While the Chartres Cathedral is undoubtedly a creation of great beauty and impeccable skill, I think that the Burj Khalifa and The Shard are, in fact, more impressive – and far more functional and directly relevant to the improvement of human life. As Howard Roark put it in Ayn Rand’s The Fountainhead with respect to the emergence of great skyscrapers, “Mankind will never destroy itself… Nor should it think of itself as destroyed. Not so long as it does things such as this.” It always exhilarates me to read of new height records broken by skyscrapers in our time – and to see the new structures depart in increasingly creative ways from the “glass box” paradigm. As long as this kind of innovation keeps taking place, there is hope for our civilization.

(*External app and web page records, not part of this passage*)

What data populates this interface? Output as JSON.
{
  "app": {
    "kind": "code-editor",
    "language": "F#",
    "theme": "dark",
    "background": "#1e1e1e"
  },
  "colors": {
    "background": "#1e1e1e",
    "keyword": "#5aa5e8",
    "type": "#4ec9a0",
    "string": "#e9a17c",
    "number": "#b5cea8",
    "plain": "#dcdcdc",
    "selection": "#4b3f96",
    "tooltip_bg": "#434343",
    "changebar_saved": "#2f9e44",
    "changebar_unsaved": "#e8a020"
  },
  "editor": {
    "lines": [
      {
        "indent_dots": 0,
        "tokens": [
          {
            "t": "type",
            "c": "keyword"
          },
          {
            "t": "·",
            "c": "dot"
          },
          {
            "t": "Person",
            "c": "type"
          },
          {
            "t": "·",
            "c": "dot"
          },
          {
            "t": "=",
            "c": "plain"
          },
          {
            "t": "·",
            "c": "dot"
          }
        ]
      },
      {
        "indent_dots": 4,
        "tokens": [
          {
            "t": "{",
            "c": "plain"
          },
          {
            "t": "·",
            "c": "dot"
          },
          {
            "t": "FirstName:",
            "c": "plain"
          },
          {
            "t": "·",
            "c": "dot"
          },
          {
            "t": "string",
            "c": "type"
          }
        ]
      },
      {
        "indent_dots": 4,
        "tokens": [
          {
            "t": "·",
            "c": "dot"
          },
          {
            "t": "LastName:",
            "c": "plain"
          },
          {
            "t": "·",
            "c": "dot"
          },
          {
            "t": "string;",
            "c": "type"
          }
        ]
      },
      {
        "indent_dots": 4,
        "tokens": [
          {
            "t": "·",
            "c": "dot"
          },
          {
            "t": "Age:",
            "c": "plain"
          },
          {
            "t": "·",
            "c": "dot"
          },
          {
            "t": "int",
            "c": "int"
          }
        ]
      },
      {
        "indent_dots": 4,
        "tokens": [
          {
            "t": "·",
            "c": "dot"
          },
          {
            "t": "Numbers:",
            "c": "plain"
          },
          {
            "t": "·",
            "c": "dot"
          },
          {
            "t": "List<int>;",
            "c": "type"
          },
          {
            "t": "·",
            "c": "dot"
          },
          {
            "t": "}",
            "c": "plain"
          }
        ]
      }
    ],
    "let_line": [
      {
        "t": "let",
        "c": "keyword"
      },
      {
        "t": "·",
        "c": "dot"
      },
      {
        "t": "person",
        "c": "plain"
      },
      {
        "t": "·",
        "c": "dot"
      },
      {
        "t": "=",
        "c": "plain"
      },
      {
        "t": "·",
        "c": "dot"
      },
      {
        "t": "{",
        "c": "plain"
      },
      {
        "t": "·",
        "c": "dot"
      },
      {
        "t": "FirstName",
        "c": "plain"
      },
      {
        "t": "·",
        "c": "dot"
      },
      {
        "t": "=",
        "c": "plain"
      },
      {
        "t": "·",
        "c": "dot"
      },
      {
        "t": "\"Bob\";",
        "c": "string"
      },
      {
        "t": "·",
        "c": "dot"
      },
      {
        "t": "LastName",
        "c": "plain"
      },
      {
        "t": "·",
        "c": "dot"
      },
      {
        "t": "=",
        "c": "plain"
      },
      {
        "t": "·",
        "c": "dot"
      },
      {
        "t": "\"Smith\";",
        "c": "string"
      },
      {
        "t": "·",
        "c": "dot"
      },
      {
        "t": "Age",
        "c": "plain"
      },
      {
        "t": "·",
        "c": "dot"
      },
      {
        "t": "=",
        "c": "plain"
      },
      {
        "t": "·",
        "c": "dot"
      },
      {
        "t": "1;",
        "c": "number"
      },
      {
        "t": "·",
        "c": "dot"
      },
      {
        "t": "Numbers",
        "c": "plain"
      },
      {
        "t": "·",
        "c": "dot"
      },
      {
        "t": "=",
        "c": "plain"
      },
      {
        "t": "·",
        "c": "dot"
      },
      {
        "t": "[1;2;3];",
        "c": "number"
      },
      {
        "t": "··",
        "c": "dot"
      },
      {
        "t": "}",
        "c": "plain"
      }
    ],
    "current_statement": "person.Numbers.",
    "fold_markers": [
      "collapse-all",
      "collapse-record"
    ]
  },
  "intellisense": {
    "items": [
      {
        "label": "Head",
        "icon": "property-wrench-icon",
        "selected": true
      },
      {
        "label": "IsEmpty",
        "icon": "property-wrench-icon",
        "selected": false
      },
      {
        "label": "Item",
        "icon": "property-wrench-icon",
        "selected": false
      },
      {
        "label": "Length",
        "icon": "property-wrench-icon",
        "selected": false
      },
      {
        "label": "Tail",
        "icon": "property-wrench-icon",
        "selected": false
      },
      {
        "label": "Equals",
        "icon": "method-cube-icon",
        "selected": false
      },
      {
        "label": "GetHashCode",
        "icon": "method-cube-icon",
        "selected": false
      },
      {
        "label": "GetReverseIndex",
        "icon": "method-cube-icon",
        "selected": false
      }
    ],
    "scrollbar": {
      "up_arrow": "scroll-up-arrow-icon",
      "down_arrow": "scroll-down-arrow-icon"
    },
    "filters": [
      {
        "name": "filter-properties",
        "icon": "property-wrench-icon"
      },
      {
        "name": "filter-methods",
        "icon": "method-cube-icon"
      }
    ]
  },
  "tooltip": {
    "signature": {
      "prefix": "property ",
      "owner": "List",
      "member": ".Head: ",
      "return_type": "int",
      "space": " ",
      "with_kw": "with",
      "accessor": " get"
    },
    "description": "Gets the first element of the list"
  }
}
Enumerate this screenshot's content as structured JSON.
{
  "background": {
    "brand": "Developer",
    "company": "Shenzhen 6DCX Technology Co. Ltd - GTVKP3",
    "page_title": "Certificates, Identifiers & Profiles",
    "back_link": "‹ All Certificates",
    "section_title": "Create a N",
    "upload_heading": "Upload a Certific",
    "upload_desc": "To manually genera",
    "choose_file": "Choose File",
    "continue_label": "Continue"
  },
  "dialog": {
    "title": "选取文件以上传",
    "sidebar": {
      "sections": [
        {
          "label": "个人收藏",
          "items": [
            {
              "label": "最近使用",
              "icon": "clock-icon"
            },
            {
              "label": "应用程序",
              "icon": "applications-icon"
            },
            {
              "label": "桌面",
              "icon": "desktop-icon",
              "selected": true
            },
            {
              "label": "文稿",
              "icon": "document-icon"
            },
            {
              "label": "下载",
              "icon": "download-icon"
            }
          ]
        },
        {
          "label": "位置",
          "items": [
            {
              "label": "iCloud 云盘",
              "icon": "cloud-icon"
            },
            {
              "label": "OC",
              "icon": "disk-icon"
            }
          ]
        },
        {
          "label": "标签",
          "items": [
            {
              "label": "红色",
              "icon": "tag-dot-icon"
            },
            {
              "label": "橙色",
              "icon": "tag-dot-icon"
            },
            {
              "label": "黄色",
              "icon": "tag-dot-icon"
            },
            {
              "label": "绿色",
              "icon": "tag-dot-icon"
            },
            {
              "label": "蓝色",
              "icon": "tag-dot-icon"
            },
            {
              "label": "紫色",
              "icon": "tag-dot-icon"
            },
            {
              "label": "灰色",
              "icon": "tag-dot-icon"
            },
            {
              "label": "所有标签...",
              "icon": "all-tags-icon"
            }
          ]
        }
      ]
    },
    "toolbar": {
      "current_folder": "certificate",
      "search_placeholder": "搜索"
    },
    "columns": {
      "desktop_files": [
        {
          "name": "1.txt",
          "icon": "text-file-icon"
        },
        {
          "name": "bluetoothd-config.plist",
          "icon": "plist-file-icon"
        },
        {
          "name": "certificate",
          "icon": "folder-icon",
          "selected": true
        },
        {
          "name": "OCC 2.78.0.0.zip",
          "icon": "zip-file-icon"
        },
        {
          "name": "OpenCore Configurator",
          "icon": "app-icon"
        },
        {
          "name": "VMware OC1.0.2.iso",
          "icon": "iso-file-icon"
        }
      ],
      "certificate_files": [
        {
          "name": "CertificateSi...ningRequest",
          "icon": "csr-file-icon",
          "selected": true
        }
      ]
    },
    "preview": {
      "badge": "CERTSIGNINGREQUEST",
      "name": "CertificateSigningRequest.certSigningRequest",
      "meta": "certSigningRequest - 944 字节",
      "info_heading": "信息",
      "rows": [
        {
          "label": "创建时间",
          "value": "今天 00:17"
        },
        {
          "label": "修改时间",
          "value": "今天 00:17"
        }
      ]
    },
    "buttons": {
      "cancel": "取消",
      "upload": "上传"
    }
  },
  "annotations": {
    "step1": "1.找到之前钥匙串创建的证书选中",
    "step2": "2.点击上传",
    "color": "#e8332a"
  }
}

The Shard, London Bridge: Photo by Bjmullan, Originally found here.
Shared pursuant to Creative Commons License.